It's time for our leaders to take a stand and to stop supporting projects that only perpetuate our dependence on toxic, dirty sources of energy that contribute to climate change. But in the world of politics, it's not enough for something to be a moral imperative to get people to act. It is the nature of politics, and democracy, that our leaders respond when they feel the political pressure to do so. As people of faith, we have a powerful voice in our country. Keystone would not have been an issue in the Massachusetts Senate race if local religious communities had not made it clear that it is important.
Have you ever heard someone described as, “So heavenly minded, he was no earthly good?” This phrase suggests one danger of interpreting the book of Revelation. Sadly, when it comes to considering the natural world and Revelation, heavenly mindedness often undermines care for our environment. Some Christians have a tendency to think, “Well, if I’m off to heaven, I shouldn’t care much about this silly earth of ours. It’s just a temporary home, after all.”
In fact, Revelation suggests the opposite: the earth isn’t truly “left behind,” but renewed, becoming the very dwelling place of God. Revelation 21 calls people to be, well, “earthly good,” caring for creation as we prepare for God to come home.
In the midst of our celebration of Earth Day, government agencies continued the debate over the Keystone XL Pipeline, which would transport oil from Canada’s tar sands across the United States into the gulf coast of Texas to be refined and shipped elsewhere. The State Department, tasked with reviewing the pipeline’s environmental impact, gave it a tentative pass a month and a half ago.
Activists across the country sprang into action to oppose the pipeline, citing its contribution to climate change and risk of oil spills. Supporters of the pipeline shot back, denying the climate impact of the pipeline and claiming that the oil would be produced whether or not the Keystone project moved forward.

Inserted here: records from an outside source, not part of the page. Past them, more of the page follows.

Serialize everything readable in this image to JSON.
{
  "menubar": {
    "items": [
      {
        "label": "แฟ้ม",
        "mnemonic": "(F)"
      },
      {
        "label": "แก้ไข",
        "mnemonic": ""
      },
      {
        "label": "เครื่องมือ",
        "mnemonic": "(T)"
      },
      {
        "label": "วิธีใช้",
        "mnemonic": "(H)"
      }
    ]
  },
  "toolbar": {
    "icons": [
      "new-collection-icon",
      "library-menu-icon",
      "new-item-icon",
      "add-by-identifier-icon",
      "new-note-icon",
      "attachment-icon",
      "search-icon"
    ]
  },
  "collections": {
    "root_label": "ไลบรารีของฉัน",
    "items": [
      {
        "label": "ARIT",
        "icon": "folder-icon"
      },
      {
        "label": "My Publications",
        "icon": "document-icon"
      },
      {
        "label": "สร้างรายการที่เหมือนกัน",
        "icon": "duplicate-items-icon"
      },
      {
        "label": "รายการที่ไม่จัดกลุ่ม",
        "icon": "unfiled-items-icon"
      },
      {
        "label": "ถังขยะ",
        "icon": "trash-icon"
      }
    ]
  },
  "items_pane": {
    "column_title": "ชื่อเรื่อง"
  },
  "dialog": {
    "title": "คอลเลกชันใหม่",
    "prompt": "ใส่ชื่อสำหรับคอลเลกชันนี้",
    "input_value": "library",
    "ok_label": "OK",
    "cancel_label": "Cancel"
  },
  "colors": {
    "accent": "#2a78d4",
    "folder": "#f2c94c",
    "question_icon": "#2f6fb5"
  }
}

The Environmental Protection Agency responded yesterday, calling into question the State Department’s findings and echoing the concerns of environmental activists everywhere: the Keystone Pipeline would be greatly exacerbate climate change.